**ACTION ITEM:**
The full set of records must be returned exactly, character for character.

**RECORDS PROVIDED:**
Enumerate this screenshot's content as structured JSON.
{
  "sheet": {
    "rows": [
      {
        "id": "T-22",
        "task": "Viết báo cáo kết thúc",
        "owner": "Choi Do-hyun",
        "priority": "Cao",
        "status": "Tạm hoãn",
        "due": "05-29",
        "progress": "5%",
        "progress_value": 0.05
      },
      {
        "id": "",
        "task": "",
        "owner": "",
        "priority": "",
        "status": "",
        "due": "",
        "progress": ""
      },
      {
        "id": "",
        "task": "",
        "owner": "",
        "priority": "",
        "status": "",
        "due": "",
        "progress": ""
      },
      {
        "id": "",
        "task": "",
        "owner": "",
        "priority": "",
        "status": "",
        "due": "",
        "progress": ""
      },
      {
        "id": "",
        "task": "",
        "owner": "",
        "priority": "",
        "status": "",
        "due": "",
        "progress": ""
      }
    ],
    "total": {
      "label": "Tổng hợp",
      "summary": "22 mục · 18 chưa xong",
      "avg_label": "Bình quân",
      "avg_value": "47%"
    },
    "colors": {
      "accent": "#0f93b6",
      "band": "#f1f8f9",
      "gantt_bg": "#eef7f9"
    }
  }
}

**RESPONSE FOR THIS EXERCISE:**
Enumerate this screenshot's content as structured JSON.
{
  "sheet": {
    "rows": [
      {
        "id": "T-22",
        "task": "Viết báo cáo kết thúc",
        "owner": "Choi Do-hyun",
        "priority": "Cao",
        "status": "Tạm hoãn",
        "due": "05-29",
        "progress": "5%",
        "progress_value": 0.05
      },
      {
        "id": "",
        "task": "",
        "owner": "",
        "priority": "",
        "status": "",
        "due": "",
        "progress": ""
      },
      {
        "id": "",
        "task": "",
        "owner": "",
        "priority": "",
        "status": "",
        "due": "",
        "progress": ""
      },
      {
        "id": "",
        "task": "",
        "owner": "",
        "priority": "",
        "status": "",
        "due": "",
        "progress": ""
      },
      {
        "id": "",
        "task": "",
        "owner": "",
        "priority": "",
        "status": "",
        "due": "",
        "progress": ""
      }
    ],
    "total": {
      "label": "Tổng hợp",
      "summary": "22 mục · 18 chưa xong",
      "avg_label": "Bình quân",
      "avg_value": "47%"
    },
    "colors": {
      "accent": "#0f93b6",
      "band": "#f1f8f9",
      "gantt_bg": "#eef7f9"
    }
  }
}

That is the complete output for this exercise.